  16. ^ "Global Airline Guide 2017 (Part One)". Airliner World (October 2017): 18.
  17. ^ https://simpleflying.com/fly-arystan-commences-operations/
  18. ^ a b c ch-aviation.com – Kazakhstan's Air Astana to lease six A320neo Family jets Archived 16 November 2017 at the Wayback Machine 16 June 2015
  19. ^ "Kazakhstan's Air Astana to lease three A320neo from SMBC". ch-aviation.com. Archived from the original on 12 December 2017. Retrieved 3 May 2018.
  20. ^ a b c flightglobal.com – PARIS: Air Astana takes long-range A321neo to replace 757s Archived 17 June 2015 at the Wayback Machine 16 June 2015
  21. ^ "Air Astana Destined to Become One of the Largest Airbus A320neo Family Operators in Central Asia and CIS". aviationpros.com. 7 December 2017.
  22. ^ David Kaminski Morrow (5 October 2018). "Arkia to replace Primera as A321LR launch operator". Flightglobal.
  23. ^ "Air Astana to delay 787 deliveries: CEO". Flightglobal.com. 27 June 2014. Archived from the original on 2 February 2017. Retrieved 22 January 2017.
  24. ^ "Kazakhstan's Air Astana adds inaugural E190-E2". ch-aviation.com. 3 December 2018.

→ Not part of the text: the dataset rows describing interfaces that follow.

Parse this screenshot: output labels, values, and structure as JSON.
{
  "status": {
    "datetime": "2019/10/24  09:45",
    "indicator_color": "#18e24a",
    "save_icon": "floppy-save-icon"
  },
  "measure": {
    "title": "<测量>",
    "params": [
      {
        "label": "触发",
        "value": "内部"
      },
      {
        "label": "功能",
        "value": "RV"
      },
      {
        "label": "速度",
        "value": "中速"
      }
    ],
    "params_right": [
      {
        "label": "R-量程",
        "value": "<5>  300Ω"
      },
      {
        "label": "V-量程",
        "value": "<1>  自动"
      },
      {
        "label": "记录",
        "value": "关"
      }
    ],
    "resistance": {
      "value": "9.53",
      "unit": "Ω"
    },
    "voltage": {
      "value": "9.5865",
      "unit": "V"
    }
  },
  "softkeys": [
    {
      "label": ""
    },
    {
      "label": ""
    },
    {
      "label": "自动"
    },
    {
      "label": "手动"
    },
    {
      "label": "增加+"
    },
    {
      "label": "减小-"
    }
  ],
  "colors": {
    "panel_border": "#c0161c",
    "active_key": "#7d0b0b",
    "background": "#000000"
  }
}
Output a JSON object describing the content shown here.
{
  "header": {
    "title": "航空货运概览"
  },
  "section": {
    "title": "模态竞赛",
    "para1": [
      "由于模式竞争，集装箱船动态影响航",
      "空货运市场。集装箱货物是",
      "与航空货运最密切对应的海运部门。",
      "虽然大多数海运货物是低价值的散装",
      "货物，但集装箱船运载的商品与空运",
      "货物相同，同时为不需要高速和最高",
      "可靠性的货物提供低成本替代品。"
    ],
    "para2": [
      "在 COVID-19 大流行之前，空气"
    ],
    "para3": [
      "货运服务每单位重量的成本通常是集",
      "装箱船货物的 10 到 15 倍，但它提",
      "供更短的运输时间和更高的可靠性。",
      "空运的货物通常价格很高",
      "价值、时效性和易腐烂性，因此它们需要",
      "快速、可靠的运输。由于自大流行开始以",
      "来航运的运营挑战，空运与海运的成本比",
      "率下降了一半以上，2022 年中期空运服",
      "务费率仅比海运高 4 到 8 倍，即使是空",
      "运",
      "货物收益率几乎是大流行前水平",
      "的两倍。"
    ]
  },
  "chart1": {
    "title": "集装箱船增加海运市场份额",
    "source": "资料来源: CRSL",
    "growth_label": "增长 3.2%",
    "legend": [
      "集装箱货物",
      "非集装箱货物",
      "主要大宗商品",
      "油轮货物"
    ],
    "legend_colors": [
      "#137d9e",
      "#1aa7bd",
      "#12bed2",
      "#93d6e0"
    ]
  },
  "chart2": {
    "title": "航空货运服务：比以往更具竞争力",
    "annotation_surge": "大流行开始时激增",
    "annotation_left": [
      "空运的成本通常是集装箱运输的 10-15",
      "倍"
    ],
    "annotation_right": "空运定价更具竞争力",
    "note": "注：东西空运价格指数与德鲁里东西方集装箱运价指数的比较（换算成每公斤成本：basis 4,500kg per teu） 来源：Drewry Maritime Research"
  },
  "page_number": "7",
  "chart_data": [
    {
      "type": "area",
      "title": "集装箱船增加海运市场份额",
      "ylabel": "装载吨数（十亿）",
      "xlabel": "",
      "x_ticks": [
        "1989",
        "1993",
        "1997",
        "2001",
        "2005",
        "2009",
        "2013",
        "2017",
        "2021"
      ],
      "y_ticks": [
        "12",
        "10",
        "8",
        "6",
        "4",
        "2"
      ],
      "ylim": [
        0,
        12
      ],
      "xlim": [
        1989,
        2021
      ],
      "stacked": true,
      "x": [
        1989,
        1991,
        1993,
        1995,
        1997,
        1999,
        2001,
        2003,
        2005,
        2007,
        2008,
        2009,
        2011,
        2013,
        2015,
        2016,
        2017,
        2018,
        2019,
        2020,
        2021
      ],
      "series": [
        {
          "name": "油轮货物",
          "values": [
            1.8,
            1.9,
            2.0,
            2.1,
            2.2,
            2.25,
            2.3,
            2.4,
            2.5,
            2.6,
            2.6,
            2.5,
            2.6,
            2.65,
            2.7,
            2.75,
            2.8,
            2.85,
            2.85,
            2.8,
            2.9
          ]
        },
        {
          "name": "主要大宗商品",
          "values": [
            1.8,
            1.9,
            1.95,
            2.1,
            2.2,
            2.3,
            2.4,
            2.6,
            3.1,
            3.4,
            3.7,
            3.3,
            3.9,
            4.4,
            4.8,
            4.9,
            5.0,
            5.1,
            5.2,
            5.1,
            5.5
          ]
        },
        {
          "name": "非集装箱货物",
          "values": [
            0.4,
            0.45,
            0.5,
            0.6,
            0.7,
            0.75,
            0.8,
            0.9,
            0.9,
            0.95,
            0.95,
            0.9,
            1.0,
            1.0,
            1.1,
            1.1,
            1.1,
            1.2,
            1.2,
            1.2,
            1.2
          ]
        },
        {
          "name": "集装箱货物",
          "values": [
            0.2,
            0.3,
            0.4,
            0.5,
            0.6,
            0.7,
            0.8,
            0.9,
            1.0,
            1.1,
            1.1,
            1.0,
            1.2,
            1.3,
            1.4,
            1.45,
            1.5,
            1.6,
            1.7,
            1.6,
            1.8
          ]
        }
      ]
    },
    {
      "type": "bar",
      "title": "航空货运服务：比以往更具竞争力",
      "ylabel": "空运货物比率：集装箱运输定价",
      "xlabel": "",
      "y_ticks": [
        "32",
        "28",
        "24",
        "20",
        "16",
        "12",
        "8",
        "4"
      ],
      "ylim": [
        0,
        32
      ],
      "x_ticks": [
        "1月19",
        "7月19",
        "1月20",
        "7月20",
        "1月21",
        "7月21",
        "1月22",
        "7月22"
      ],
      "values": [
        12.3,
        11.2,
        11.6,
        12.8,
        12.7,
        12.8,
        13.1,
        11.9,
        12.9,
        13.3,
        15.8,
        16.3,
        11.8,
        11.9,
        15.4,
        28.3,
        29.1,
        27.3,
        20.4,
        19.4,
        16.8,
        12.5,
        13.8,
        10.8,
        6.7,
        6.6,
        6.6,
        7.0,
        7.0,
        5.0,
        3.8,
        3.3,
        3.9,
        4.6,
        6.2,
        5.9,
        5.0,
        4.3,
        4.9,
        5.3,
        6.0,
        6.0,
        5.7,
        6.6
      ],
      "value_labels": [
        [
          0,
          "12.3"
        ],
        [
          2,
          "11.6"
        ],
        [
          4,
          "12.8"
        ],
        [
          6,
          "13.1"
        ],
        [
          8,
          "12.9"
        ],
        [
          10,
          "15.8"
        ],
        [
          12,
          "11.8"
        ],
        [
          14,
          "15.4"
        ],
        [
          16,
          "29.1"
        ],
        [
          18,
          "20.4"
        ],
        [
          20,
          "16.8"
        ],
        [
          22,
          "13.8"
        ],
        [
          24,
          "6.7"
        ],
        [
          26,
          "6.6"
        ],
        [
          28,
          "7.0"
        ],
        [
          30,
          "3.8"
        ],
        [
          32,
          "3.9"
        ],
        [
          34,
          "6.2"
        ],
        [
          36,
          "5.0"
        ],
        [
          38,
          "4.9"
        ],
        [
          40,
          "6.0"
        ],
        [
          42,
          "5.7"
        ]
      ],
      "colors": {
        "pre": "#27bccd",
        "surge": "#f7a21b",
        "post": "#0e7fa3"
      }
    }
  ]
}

  25. ^ "AerCap confirms the placement of five Embraer E190-E2s with Air Astana". worldairlinenews.com. 1 August 2017. Retrieved 1 August 2017.
  26. ^ "Air Astana Fleet – Airfleets aviation". airfleets.net. Archived from the original on 27 September 2013.
  27. ^ "Air Transport leaders celebrated at ATW Achievement Awards". Air Transport World. 26 February 2015. Archived from the original on 4 March 2015.
  28. ^ "Air Astana Introduces Economy Sleeper": New Economic Business Class Concept". >talkairlines. >talkairlines. 29 January 2015. Archived from the original on 18 April 2015. Retrieved 29 January 2015.
  29. ^ "Annual Reports". airastana.com. Archived from the original on 26 December 2014. Retrieved 12 September 2017.
  30. ^ "A-Z Airline Quality Rating". SKYTRAX. Archived from the original on 26 January 2015.
  31. ^ "A-Z Airline Awards Winners 2018 SKYTRAX". www.worldairlineawards.com.
  32. ^ "The Best Airline Staff in the World by Region in 2017". www.worldairlineawards.com. Archived from the original on 6 February 2015. Retrieved 6 February 2015.
  33. ^ "ATW's 41st Annual Airline Industry Achievement Awards". atwonline.com. Archived from the original on 6 February 2015.
  34. ^ "Diplomatic and Overseas Honours List" (PDF). Archived from the original (PDF) on 31 December 2014. Retrieved 31 December 2015.

External linksEdit

  Media related to Air Astana at Wikimedia Commons